Adam Morgan, who has one fewer year of big-league service time than Alvarez, is likely looking at a 2020 salary between $1.5 to $2 million. New manager Joe Girardi referenced Morgan and Seranthony Dominguez as key relievers who dealt with injuries in 2019, which made it sound like Morgan will indeed still be in the picture.

Hector Neris' salary will rise to the $5 million range. Worth it, even if he's in more of a setup role next season. 

The maybes

Vince Velasquez at around $4 million? It really depends on what else the Phillies think they can accomplish this winter. It would be illogical to expect Velasquez to turn into a different pitcher in Year 6 than he's been the first five. He has a 4.93 ERA the last three seasons with an untenable home run rate and a fastball that gets hit hard when not well-located.

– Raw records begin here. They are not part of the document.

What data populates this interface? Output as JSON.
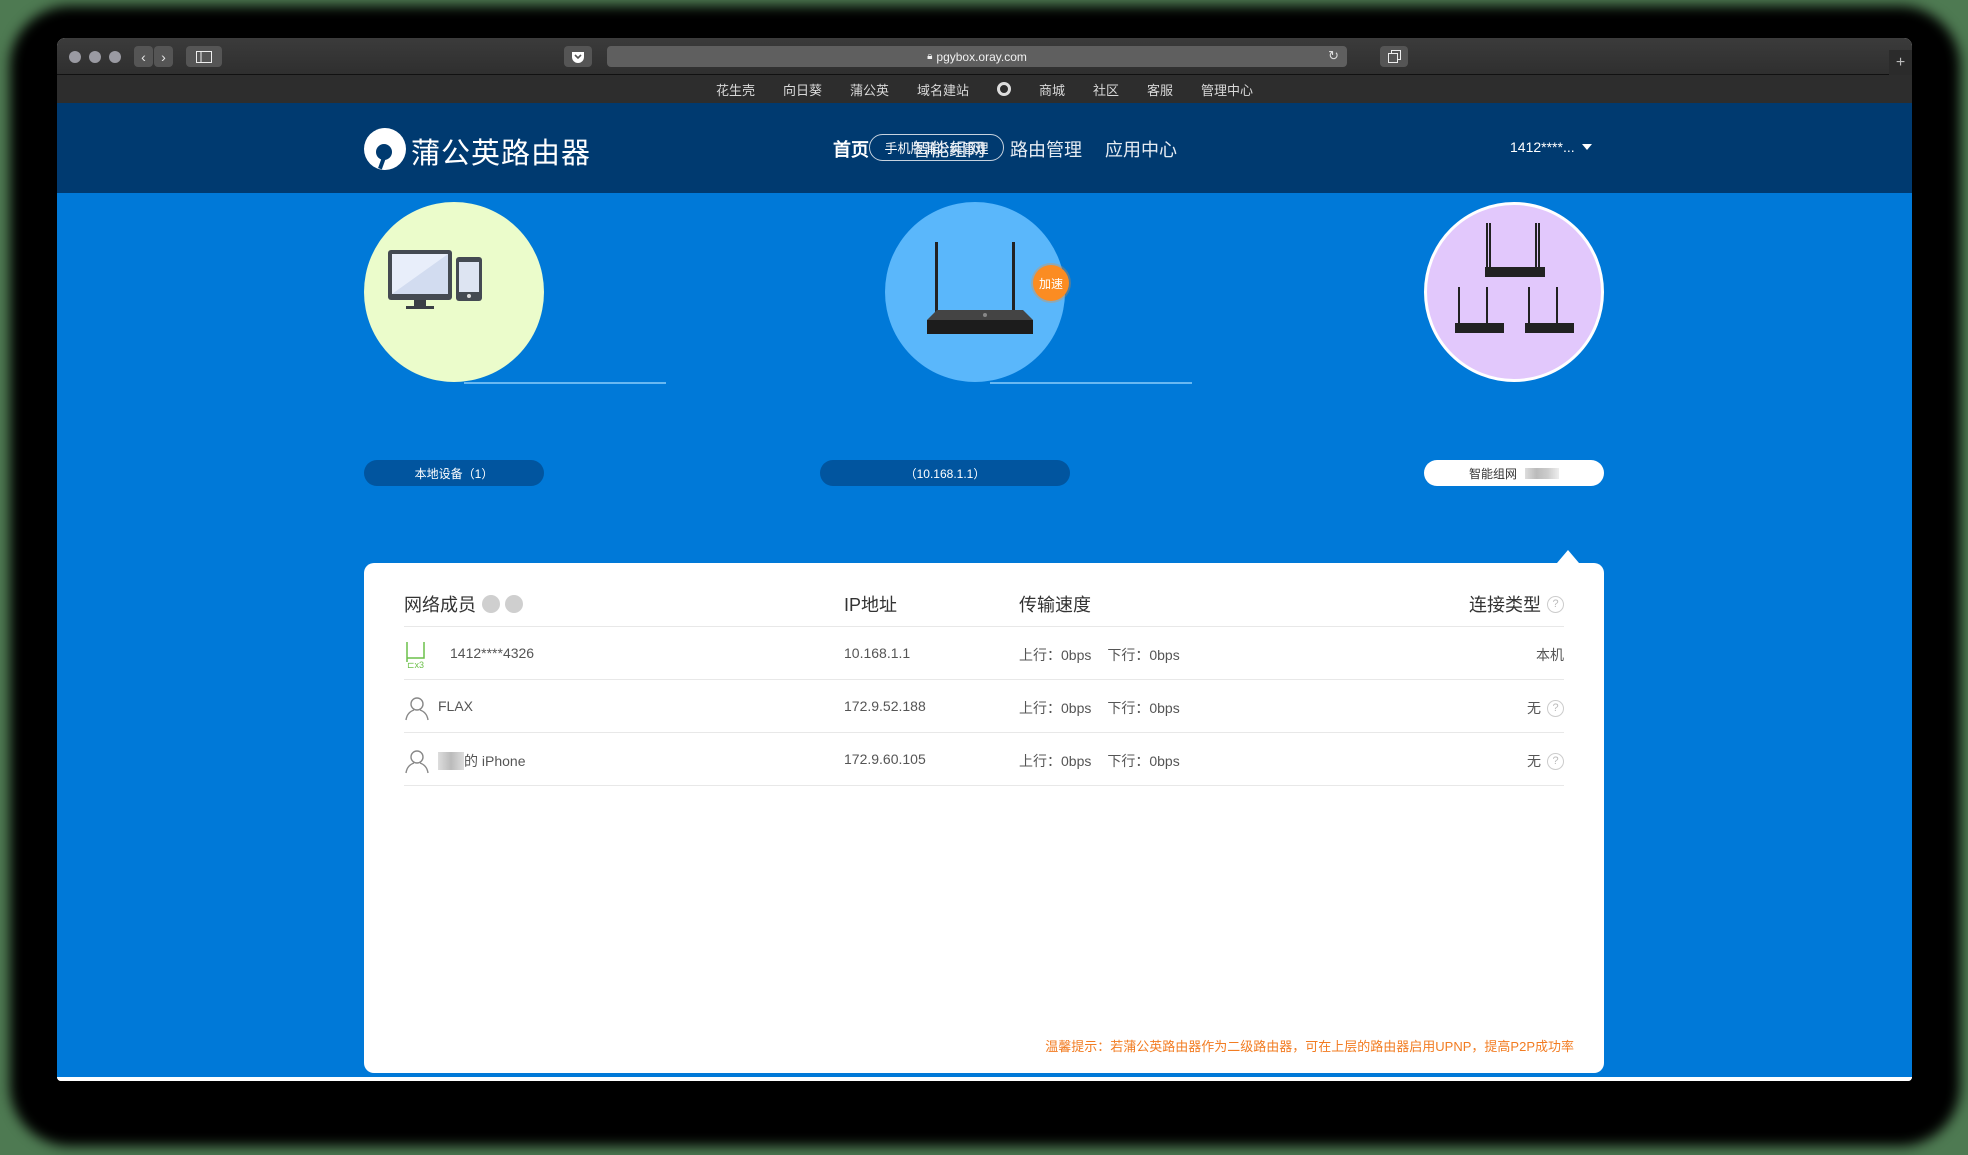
{
  "browser": {
    "url": "pgybox.oray.com",
    "bookmarks": [
      "花生壳",
      "向日葵",
      "蒲公英",
      "域名建站",
      "商城",
      "社区",
      "客服",
      "管理中心"
    ],
    "new_tab_label": "+"
  },
  "header": {
    "brand": "蒲公英路由器",
    "mobile_button": "手机版蒲公英管理",
    "nav": [
      "首页",
      "智能组网",
      "路由管理",
      "应用中心"
    ],
    "active_nav": "首页",
    "user": "1412****..."
  },
  "topology": {
    "local_label": "本地设备（1）",
    "router_label": "（10.168.1.1）",
    "router_badge": "加速",
    "mesh_label": "智能组网"
  },
  "members": {
    "headers": {
      "name": "网络成员",
      "ip": "IP地址",
      "speed": "传输速度",
      "type": "连接类型"
    },
    "rows": [
      {
        "icon": "router-x3-icon",
        "name": "1412****4326",
        "ip": "10.168.1.1",
        "up": "上行：0bps",
        "down": "下行：0bps",
        "type": "本机",
        "help": false
      },
      {
        "icon": "user-icon",
        "name": "FLAX",
        "ip": "172.9.52.188",
        "up": "上行：0bps",
        "down": "下行：0bps",
        "type": "无",
        "help": true
      },
      {
        "icon": "user-icon",
        "name": "的 iPhone",
        "ip": "172.9.60.105",
        "up": "上行：0bps",
        "down": "下行：0bps",
        "type": "无",
        "help": true
      }
    ],
    "tip": "温馨提示：若蒲公英路由器作为二级路由器，可在上层的路由器启用UPNP，提高P2P成功率"
  },
  "colors": {
    "header_bg": "#003a70",
    "main_bg": "#0079d8",
    "accent_orange": "#f27c22",
    "badge_orange": "#fb8c22",
    "router_green": "#6cc04a"
  }
}
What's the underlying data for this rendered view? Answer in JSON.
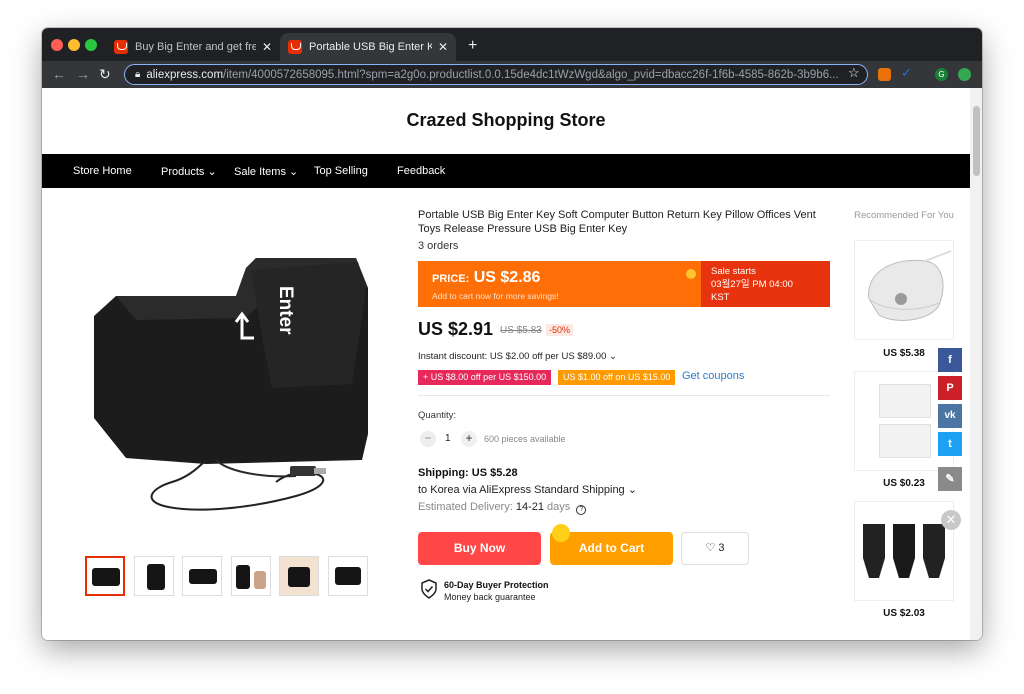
{
  "browser": {
    "tabs": [
      {
        "label": "Buy Big Enter and get free ship",
        "close": "✕"
      },
      {
        "label": "Portable USB Big Enter Key Sof",
        "close": "✕"
      }
    ],
    "new_tab": "+",
    "url_host": "aliexpress.com",
    "url_path": "/item/4000572658095.html?spm=a2g0o.productlist.0.0.15de4dc1tWzWgd&algo_pvid=dbacc26f-1f6b-4585-862b-3b9b6...",
    "profile_letter": "G"
  },
  "store": {
    "title": "Crazed Shopping Store",
    "nav": [
      "Store Home",
      "Products",
      "Sale Items",
      "Top Selling",
      "Feedback"
    ]
  },
  "product": {
    "title": "Portable USB Big Enter Key Soft Computer Button Return Key Pillow Offices Vent Toys Release Pressure USB Big Enter Key",
    "orders": "3 orders",
    "promo": {
      "price_label": "PRICE:",
      "price": "US $2.86",
      "sub": "Add to cart now for more savings!",
      "sale_title": "Sale starts",
      "sale_time": "03월27일 PM 04:00",
      "sale_tz": "KST"
    },
    "price": "US $2.91",
    "old_price": "US $5.83",
    "discount": "-50%",
    "instant_discount": "Instant discount: US $2.00 off per US $89.00 ⌄",
    "coupons": [
      "+ US $8.00 off per US $150.00",
      "US $1.00 off on US $15.00"
    ],
    "get_coupons": "Get coupons",
    "quantity_label": "Quantity:",
    "quantity": "1",
    "available": "600 pieces available",
    "shipping": "Shipping: US $5.28",
    "ship_to": "to Korea via AliExpress Standard Shipping ⌄",
    "delivery_label": "Estimated Delivery:",
    "delivery_value": "14-21",
    "delivery_unit": "days",
    "buy_now": "Buy Now",
    "add_to_cart": "Add to Cart",
    "wishlist_count": "3",
    "protection_title": "60-Day Buyer Protection",
    "protection_sub": "Money back guarantee",
    "enter_key_label": "Enter"
  },
  "recommended": {
    "title": "Recommended For You",
    "items": [
      {
        "price": "US $5.38"
      },
      {
        "price": "US $0.23"
      },
      {
        "price": "US $2.03"
      }
    ]
  },
  "social": [
    "f",
    "P",
    "vk",
    "t",
    "✎"
  ],
  "colors": {
    "accent_red": "#ff4747",
    "accent_orange": "#ff9f00",
    "promo_orange": "#ff6f07",
    "link_blue": "#2e7cc9"
  }
}
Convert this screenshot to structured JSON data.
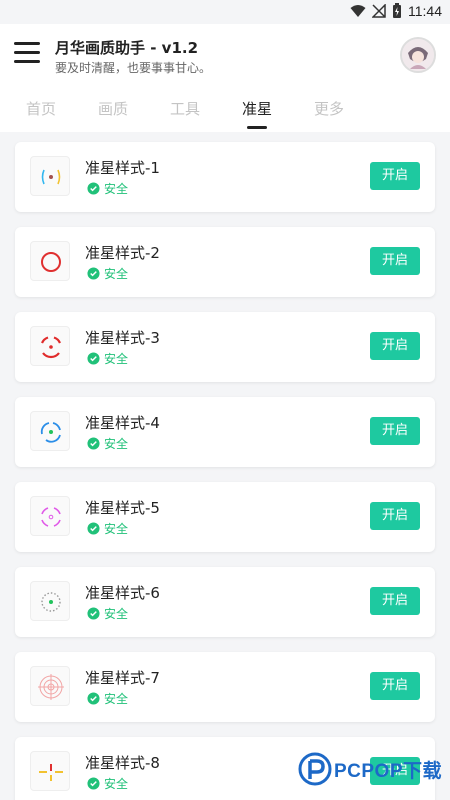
{
  "status_bar": {
    "time": "11:44"
  },
  "app_bar": {
    "title": "月华画质助手 - v1.2",
    "subtitle": "要及时清醒，也要事事甘心。"
  },
  "tabs": [
    {
      "label": "首页"
    },
    {
      "label": "画质"
    },
    {
      "label": "工具"
    },
    {
      "label": "准星",
      "active": true
    },
    {
      "label": "更多"
    }
  ],
  "crosshairs": [
    {
      "title": "准星样式-1",
      "status": "安全",
      "button": "开启"
    },
    {
      "title": "准星样式-2",
      "status": "安全",
      "button": "开启"
    },
    {
      "title": "准星样式-3",
      "status": "安全",
      "button": "开启"
    },
    {
      "title": "准星样式-4",
      "status": "安全",
      "button": "开启"
    },
    {
      "title": "准星样式-5",
      "status": "安全",
      "button": "开启"
    },
    {
      "title": "准星样式-6",
      "status": "安全",
      "button": "开启"
    },
    {
      "title": "准星样式-7",
      "status": "安全",
      "button": "开启"
    },
    {
      "title": "准星样式-8",
      "status": "安全",
      "button": "开启"
    }
  ],
  "watermark": {
    "text": "PCPOP下载"
  },
  "colors": {
    "accent": "#1ec9a0",
    "safe": "#21c179"
  }
}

If he's back with the Phillies in 2020, it will likely be as a reliever. They simply cannot afford to give him 15-20 more starts. Maybe a team with an awesome rotation like the 2019 Nationals or Astros could get away with having a low-efficiency, boom-bust option in the No. 5 spot but not the Phillies.

Andrew Knapp's situation is a bit more complicated. His 2020 salary through arbitration would likely fall a bit under $1 million, but the Phillies need to improve the backup catcher position. They can't run Realmuto in the ground and they need a viable backup who can either provide offense once every few starts or play above-average defense. Knapp knows a lot of these pitchers and is well-liked but there hasn't been enough on-field value and that's what matters, right?

The thing is, Knapp is worth keeping around as depth for $800,000 or so. If the Phillies do end up with a better backup, they could option Knapp. The Phils don't appear too confident Deivy Grullon can be Realmuto's backup in 2020.

Probably not

Cesar Hernandez keeps getting more expensive. He will be due upwards of $10 million through arbitration. He is not an eight-figure player, even if it's for only one year.

The Phillies will likely have to non-tender Hernandez. Is another team trading for him for the right to pay a league-average second baseman $10 million or more? Nope. At half the price, Hernandez would have much more value.

The Phillies were unable for years to trade Hernandez. It's hard to call it a missed opportunity without knowing the best possible offer they received for him. The front office never felt it was being offered fair value for Hernandez.

Maikel Franco, meanwhile, would be due between $5-7 million through arbitration and that's just too much for a flawed player who has lost his job two years in a row. The Phillies need to move on and improve at third base.

If it is decided that Alec Bohm isn't ready out of spring training (a strong possibility), the Phillies could go the stopgap route. Josh Donaldson and Mike Moustakas will be free agents. Anthony Rendon, too, though he'll be in the very highest price tier.

*Matt Swartz' arbitration projections factored into these estimates.